I was unaware that house churches still existed in China after they ceased to be persecuted, but I suppose it only makes sense to keep doing what works for that amount of people. We went to a small house church that Dahui knew about this morning, and were welcomed with open arms. The church consisted of a small apartment with stools set up for everyone to sit on. There were a total of 14 girls (women and college aged), and 9 boys (Dahui and college aged). The pastor or leader of the church was a doctoral student at Nankai University, and Dahui informed me that she became a Christian about 5 years ago, and "can really talk." The service included a lot of scripture reading outloud in unison, but that was not the part that struck me. I have heard in my many years working at camp that there are different ways of praying, but the way they did it in this house church was to pray outloud. Everyone prays outloud, their own prayers, and somehow magically end together. They sung many songs that I did not know, but one that I did. So I sang along in English.

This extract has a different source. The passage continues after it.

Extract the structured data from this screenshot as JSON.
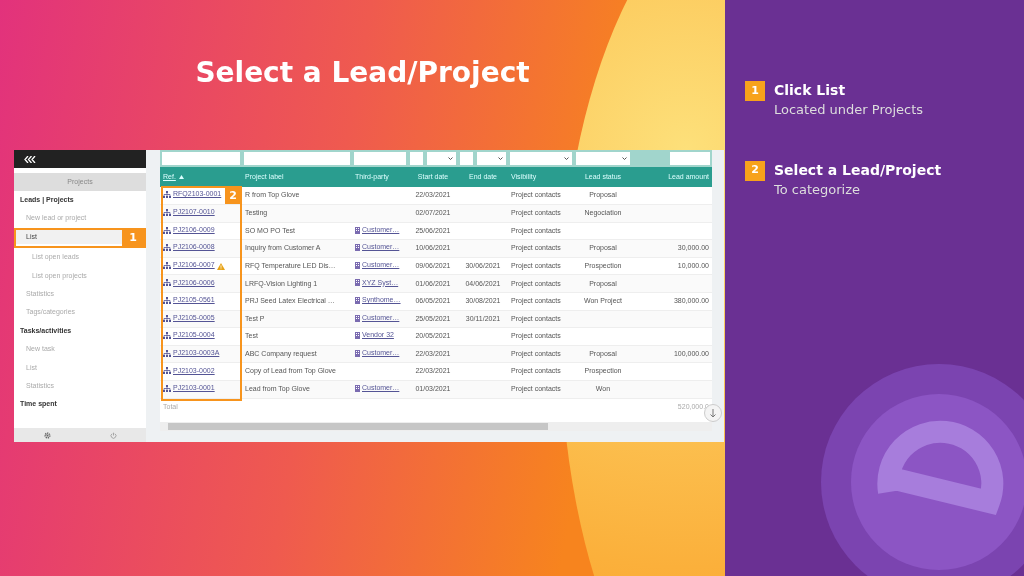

The most striking part of the whole experience was how much more passionate the Chinese students were about expressing their prayers/faith openly and excitedly than most average American churches. Granted there are passionate Christians all over the United States, but that's not what I'm saying. It almost difficult to put into words, but there is a definite difference in the way a persecuted religion operates as opposed to a free religion. There is so much more I could talk about this issue, but a lot of it gets personal.